## WHAT THE TASK REQUIRES
Scan the entries below. List each line with "surname".

[Data about app and page elements]

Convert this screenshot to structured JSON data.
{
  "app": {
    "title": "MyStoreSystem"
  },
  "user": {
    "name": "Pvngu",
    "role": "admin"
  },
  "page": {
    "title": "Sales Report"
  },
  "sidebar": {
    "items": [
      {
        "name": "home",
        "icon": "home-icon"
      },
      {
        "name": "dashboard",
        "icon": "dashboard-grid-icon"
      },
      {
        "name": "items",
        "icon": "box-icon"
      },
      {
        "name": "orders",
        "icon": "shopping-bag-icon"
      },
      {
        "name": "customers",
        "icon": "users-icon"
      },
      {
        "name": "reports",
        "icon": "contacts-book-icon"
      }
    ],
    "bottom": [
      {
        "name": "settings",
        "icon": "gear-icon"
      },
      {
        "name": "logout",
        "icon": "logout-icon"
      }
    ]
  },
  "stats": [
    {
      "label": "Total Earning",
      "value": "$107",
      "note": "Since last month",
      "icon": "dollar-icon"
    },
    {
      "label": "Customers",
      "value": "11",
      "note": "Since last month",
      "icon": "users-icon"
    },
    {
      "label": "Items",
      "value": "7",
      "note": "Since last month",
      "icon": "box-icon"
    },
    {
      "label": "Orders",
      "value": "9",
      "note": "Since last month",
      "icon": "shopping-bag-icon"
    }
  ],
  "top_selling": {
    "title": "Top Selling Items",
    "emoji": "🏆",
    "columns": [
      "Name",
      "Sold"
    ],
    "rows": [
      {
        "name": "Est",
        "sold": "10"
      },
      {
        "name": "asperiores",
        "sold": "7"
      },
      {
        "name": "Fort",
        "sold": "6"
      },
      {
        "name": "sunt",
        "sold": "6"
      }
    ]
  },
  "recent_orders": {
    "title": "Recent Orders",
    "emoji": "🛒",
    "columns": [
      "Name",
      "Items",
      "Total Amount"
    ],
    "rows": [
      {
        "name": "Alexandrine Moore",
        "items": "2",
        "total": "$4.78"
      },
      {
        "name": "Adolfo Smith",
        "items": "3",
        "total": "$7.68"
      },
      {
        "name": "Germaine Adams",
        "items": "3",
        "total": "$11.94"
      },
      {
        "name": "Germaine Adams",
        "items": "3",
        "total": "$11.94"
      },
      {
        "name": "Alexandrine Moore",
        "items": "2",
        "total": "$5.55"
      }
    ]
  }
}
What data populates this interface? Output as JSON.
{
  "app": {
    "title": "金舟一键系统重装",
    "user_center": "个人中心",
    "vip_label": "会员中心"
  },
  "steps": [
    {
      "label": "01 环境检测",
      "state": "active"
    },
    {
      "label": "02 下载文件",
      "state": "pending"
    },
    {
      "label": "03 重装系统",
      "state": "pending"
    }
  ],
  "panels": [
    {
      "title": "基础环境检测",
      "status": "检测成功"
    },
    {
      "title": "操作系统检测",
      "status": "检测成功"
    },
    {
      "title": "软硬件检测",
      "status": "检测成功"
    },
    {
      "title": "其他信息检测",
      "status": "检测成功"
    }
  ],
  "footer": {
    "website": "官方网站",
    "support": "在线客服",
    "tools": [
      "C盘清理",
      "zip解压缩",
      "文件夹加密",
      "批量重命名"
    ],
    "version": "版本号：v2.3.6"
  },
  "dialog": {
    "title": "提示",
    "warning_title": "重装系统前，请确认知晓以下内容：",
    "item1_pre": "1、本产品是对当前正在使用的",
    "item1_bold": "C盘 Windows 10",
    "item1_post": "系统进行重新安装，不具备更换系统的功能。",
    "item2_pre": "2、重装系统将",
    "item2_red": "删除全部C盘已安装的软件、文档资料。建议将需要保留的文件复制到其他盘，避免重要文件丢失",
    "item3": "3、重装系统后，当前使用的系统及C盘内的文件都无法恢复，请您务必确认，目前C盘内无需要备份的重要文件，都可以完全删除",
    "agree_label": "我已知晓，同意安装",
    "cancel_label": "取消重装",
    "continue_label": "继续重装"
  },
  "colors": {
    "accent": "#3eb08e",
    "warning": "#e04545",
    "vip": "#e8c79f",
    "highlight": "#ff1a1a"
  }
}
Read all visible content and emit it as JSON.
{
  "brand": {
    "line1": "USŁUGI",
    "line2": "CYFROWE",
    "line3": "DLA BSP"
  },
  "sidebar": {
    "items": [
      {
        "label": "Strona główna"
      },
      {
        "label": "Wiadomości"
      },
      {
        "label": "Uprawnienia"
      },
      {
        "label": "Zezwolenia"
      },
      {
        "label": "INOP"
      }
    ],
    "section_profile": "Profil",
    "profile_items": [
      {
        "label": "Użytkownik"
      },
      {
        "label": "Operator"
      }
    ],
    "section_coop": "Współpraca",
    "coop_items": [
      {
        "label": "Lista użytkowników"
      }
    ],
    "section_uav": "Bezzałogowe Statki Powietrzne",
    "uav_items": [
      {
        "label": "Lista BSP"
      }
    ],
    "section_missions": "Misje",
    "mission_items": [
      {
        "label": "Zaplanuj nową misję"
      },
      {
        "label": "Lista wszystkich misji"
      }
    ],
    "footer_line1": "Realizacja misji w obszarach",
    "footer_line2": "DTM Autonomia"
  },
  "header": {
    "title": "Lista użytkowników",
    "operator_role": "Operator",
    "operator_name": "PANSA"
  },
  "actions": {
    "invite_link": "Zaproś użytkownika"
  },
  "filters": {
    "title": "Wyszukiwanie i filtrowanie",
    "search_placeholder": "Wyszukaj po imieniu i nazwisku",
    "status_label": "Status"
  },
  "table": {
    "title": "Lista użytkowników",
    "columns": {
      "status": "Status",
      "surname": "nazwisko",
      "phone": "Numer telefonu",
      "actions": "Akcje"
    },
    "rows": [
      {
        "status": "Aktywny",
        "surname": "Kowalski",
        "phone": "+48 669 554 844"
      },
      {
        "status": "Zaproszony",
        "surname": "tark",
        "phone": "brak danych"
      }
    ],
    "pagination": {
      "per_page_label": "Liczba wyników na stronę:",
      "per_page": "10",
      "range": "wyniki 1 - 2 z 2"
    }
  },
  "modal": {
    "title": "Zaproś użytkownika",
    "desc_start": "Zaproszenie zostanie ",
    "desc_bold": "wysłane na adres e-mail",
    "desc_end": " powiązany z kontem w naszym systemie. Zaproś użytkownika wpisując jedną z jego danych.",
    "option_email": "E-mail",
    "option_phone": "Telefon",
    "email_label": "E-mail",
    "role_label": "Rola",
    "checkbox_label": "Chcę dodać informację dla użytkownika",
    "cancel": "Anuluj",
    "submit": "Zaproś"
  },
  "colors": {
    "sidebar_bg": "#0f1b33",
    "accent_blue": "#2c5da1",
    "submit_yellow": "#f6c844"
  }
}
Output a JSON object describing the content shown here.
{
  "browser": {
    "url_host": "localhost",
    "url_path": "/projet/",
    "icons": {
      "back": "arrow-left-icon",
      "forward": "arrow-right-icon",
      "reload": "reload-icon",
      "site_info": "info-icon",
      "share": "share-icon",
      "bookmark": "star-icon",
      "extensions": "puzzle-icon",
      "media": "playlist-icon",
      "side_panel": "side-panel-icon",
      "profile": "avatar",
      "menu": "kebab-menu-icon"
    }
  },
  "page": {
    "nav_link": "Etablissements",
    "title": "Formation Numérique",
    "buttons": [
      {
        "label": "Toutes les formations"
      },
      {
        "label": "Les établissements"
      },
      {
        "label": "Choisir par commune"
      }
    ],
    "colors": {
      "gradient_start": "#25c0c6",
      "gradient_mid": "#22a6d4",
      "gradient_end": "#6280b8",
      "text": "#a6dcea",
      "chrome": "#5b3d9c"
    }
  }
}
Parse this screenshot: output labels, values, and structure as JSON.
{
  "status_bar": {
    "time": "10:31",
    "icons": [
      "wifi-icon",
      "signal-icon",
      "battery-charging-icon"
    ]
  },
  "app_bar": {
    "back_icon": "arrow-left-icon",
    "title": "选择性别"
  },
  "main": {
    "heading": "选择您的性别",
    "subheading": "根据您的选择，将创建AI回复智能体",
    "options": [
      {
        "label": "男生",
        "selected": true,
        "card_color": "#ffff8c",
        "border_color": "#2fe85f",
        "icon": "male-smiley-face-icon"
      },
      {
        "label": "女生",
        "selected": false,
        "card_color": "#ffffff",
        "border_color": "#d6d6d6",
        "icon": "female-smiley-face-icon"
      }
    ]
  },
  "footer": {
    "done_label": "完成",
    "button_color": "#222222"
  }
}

## ANSWER TO THE EXERCISE
      "surname": "nazwisko",
        "surname": "Kowalski",
        "surname": "tark",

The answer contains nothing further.